WHAT IS BEING ASKED
Could you restate the data word for word?

==========

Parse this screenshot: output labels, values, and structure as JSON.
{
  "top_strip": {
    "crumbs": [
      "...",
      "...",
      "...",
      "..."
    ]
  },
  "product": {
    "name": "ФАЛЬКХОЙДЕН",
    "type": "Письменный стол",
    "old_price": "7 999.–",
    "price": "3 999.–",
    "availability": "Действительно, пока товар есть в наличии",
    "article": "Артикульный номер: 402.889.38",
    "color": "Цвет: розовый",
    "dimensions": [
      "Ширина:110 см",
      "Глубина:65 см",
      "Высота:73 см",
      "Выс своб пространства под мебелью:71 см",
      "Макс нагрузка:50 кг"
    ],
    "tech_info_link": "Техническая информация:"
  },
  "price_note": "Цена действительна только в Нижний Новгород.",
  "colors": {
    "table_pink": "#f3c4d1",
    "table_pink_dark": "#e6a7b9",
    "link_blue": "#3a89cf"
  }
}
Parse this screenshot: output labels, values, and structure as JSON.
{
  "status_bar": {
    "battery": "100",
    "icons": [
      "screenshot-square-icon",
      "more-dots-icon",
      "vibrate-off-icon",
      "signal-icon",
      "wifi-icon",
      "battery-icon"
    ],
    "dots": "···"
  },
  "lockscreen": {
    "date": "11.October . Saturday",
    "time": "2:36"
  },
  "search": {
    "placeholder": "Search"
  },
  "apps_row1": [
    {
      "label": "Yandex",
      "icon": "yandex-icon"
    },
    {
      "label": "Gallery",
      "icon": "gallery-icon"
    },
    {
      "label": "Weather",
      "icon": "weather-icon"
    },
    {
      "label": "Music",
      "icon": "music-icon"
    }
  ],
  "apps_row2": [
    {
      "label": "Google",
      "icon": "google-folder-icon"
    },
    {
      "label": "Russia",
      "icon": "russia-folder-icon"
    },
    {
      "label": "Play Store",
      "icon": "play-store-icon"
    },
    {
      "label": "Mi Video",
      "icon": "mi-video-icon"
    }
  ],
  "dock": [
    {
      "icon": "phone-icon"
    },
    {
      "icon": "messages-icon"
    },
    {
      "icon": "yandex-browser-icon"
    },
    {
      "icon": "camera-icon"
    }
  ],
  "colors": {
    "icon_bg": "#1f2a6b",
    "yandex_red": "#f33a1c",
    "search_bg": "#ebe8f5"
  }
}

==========

COMPLETED EXERCISE
Parse this screenshot: output labels, values, and structure as JSON.
{
  "top_strip": {
    "crumbs": [
      "...",
      "...",
      "...",
      "..."
    ]
  },
  "product": {
    "name": "ФАЛЬКХОЙДЕН",
    "type": "Письменный стол",
    "old_price": "7 999.–",
    "price": "3 999.–",
    "availability": "Действительно, пока товар есть в наличии",
    "article": "Артикульный номер: 402.889.38",
    "color": "Цвет: розовый",
    "dimensions": [
      "Ширина:110 см",
      "Глубина:65 см",
      "Высота:73 см",
      "Выс своб пространства под мебелью:71 см",
      "Макс нагрузка:50 кг"
    ],
    "tech_info_link": "Техническая информация:"
  },
  "price_note": "Цена действительна только в Нижний Новгород.",
  "colors": {
    "table_pink": "#f3c4d1",
    "table_pink_dark": "#e6a7b9",
    "link_blue": "#3a89cf"
  }
}
Parse this screenshot: output labels, values, and structure as JSON.
{
  "status_bar": {
    "battery": "100",
    "icons": [
      "screenshot-square-icon",
      "more-dots-icon",
      "vibrate-off-icon",
      "signal-icon",
      "wifi-icon",
      "battery-icon"
    ],
    "dots": "···"
  },
  "lockscreen": {
    "date": "11.October . Saturday",
    "time": "2:36"
  },
  "search": {
    "placeholder": "Search"
  },
  "apps_row1": [
    {
      "label": "Yandex",
      "icon": "yandex-icon"
    },
    {
      "label": "Gallery",
      "icon": "gallery-icon"
    },
    {
      "label": "Weather",
      "icon": "weather-icon"
    },
    {
      "label": "Music",
      "icon": "music-icon"
    }
  ],
  "apps_row2": [
    {
      "label": "Google",
      "icon": "google-folder-icon"
    },
    {
      "label": "Russia",
      "icon": "russia-folder-icon"
    },
    {
      "label": "Play Store",
      "icon": "play-store-icon"
    },
    {
      "label": "Mi Video",
      "icon": "mi-video-icon"
    }
  ],
  "dock": [
    {
      "icon": "phone-icon"
    },
    {
      "icon": "messages-icon"
    },
    {
      "icon": "yandex-browser-icon"
    },
    {
      "icon": "camera-icon"
    }
  ],
  "colors": {
    "icon_bg": "#1f2a6b",
    "yandex_red": "#f33a1c",
    "search_bg": "#ebe8f5"
  }
}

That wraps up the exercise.